Thomas C. Oden’s new book The African Memory of Mark: Reassessing Early Church Tradition published by IVP arrived in my mailbox today. When I opened it my initial thought was that I didn’t have time to read a book about the tradition of Mark in Africa. While interesting no doubt to some, I have other things with which to concern myself and Mark’s traditions in Africa was not one of them.
In a pause between tasks this afternoon, I decided to pick up the book and see what it was about. Boy was I surprised! The book sizes up to be not only a very interesting read, but an important contribution to a gaping whole in many of our histories of Christian faith. I had no idea of the traditions about John Mark in Africa.
The African memory of Mary is an epic personal narrative. It begins with the birth and family of Mark, and their transit from Africa to Jerusalem. In traditional memory, Mark’s family, fleeing civil disorder in Africa, moved to Palestine when Mark was young, sometime during the first three decades of the first century. He had joined Peter’s mission by the early forties, and returned to Libya and Egypt in the forties or fifties to his death in the sixties (36).
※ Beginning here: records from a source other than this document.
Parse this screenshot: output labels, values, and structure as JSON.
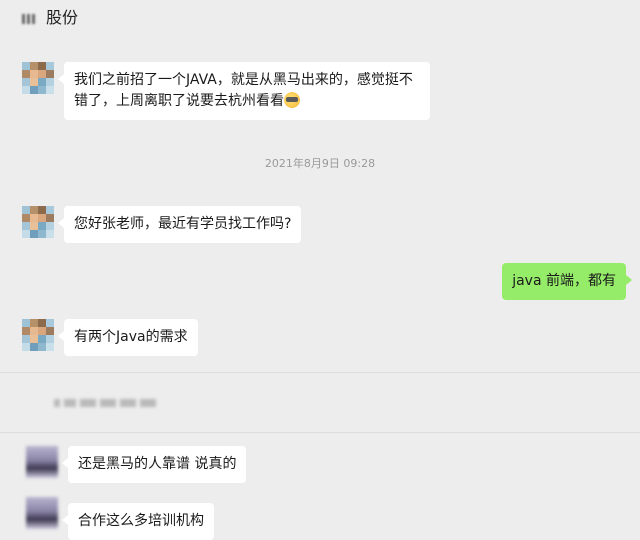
{
  "header": {
    "title": "股份"
  },
  "messages": [
    {
      "id": "m1",
      "side": "left",
      "lines": [
        "我们之前招了一个JAVA，就是从黑马出来的，感觉挺不",
        "错了，上周离职了说要去杭州看看"
      ],
      "emoji": "sweat-smile-emoji"
    },
    {
      "id": "m2",
      "side": "left",
      "text": "您好张老师，最近有学员找工作吗?"
    },
    {
      "id": "m3",
      "side": "right",
      "text": "java 前端，都有"
    },
    {
      "id": "m4",
      "side": "left",
      "text": "有两个Java的需求"
    },
    {
      "id": "m5",
      "side": "left",
      "text": "还是黑马的人靠谱  说真的"
    },
    {
      "id": "m6",
      "side": "left",
      "text": "合作这么多培训机构"
    }
  ],
  "timestamp": "2021年8月9日 09:28",
  "colors": {
    "background": "#ededed",
    "bubble_in": "#ffffff",
    "bubble_out": "#95ec69"
  }
}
Oden’s book, written not to scholars, but to interested believers, will no doubt inform us Western evangelicals of a very important part of our Christian history. A little book like this reminds me of how woefully inadequate my knowledge of the Christian faith is. It reminds me that I need to wake up every day pursuing both a wider and deeper knowledge of the Christian faith of which I believe and in which I stand.